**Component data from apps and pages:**
- Opening Delimiter -

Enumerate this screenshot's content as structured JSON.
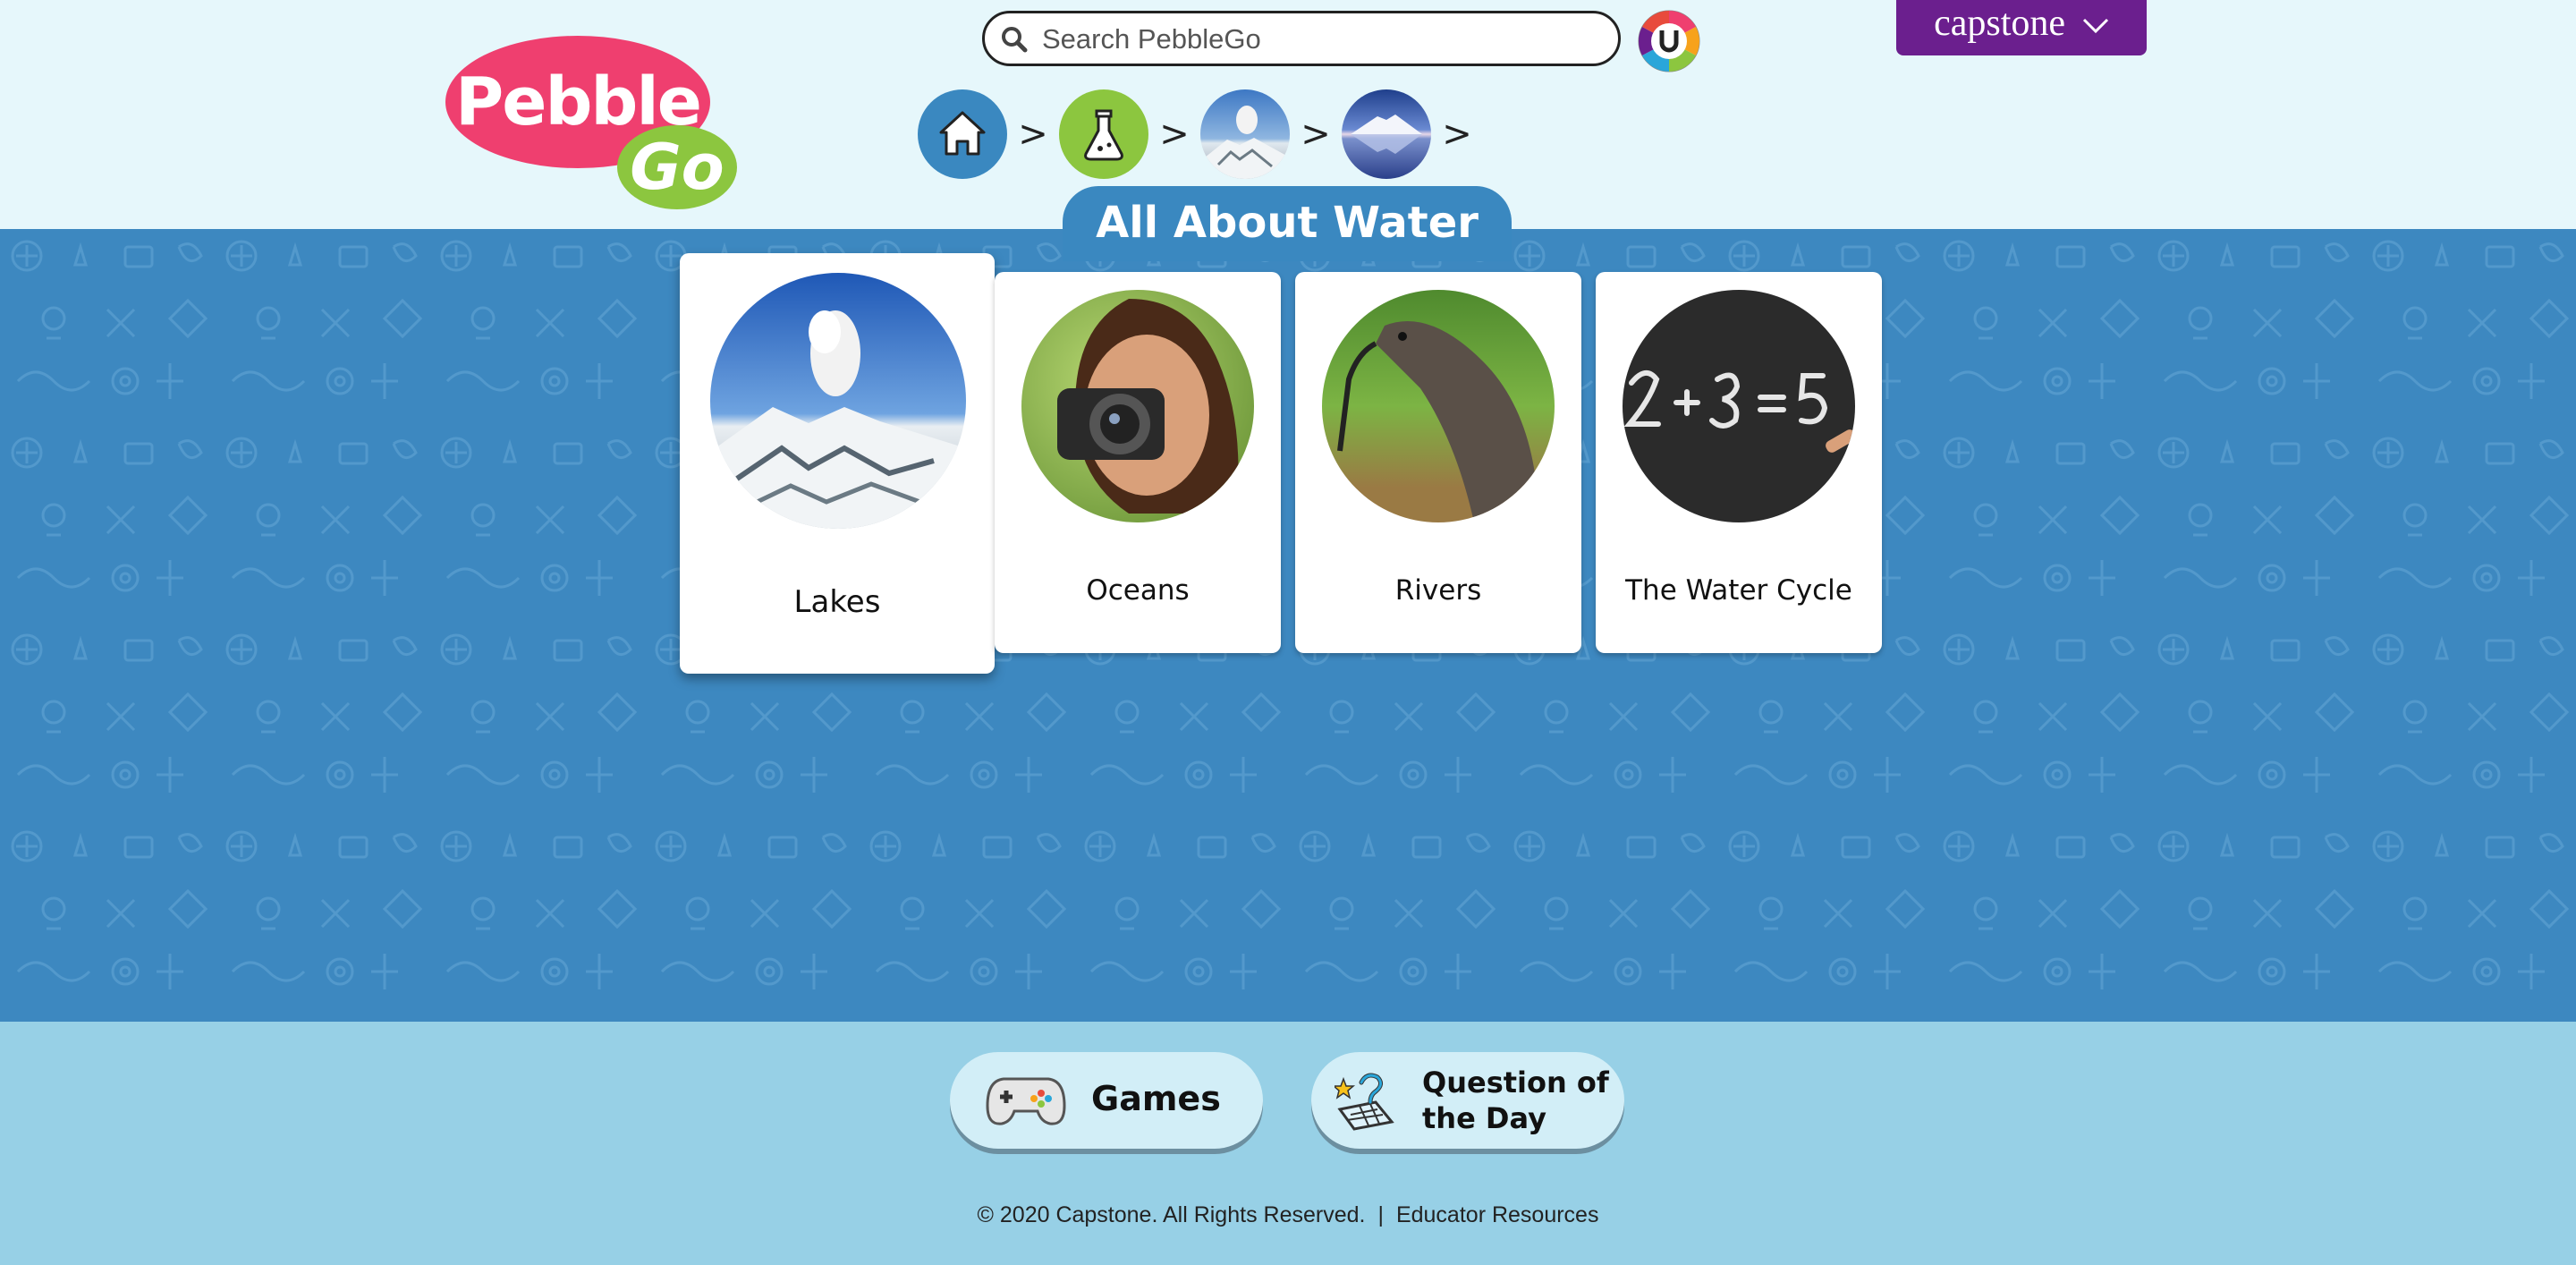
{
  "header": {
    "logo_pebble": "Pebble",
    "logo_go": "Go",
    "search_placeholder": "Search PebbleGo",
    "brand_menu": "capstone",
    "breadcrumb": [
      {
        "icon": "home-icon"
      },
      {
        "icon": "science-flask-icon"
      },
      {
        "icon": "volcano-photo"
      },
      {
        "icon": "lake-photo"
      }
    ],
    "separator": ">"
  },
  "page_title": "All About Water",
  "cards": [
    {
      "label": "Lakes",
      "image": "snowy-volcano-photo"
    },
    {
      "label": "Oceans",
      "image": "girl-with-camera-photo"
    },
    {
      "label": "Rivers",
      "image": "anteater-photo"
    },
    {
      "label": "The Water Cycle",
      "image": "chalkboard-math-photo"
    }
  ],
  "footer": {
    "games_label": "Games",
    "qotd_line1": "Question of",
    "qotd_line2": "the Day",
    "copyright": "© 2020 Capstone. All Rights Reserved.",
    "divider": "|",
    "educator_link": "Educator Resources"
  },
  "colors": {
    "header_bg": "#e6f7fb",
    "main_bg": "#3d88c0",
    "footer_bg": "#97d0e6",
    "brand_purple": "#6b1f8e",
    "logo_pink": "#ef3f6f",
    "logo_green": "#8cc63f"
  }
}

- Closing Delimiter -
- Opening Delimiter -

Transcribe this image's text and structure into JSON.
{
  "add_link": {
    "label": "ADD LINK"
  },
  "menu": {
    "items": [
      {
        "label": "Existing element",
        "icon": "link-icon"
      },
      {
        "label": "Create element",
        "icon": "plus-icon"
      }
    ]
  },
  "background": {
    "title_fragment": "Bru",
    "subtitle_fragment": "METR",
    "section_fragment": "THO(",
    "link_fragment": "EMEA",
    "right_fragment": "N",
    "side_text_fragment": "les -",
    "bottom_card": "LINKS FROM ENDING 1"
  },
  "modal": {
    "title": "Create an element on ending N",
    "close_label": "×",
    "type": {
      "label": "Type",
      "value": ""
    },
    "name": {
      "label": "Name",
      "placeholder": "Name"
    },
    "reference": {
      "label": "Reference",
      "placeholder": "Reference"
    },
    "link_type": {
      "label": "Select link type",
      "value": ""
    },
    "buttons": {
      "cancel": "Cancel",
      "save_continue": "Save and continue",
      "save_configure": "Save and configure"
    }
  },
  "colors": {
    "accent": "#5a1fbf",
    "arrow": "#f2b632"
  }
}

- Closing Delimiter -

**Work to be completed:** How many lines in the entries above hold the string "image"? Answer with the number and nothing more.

**Reply:** 5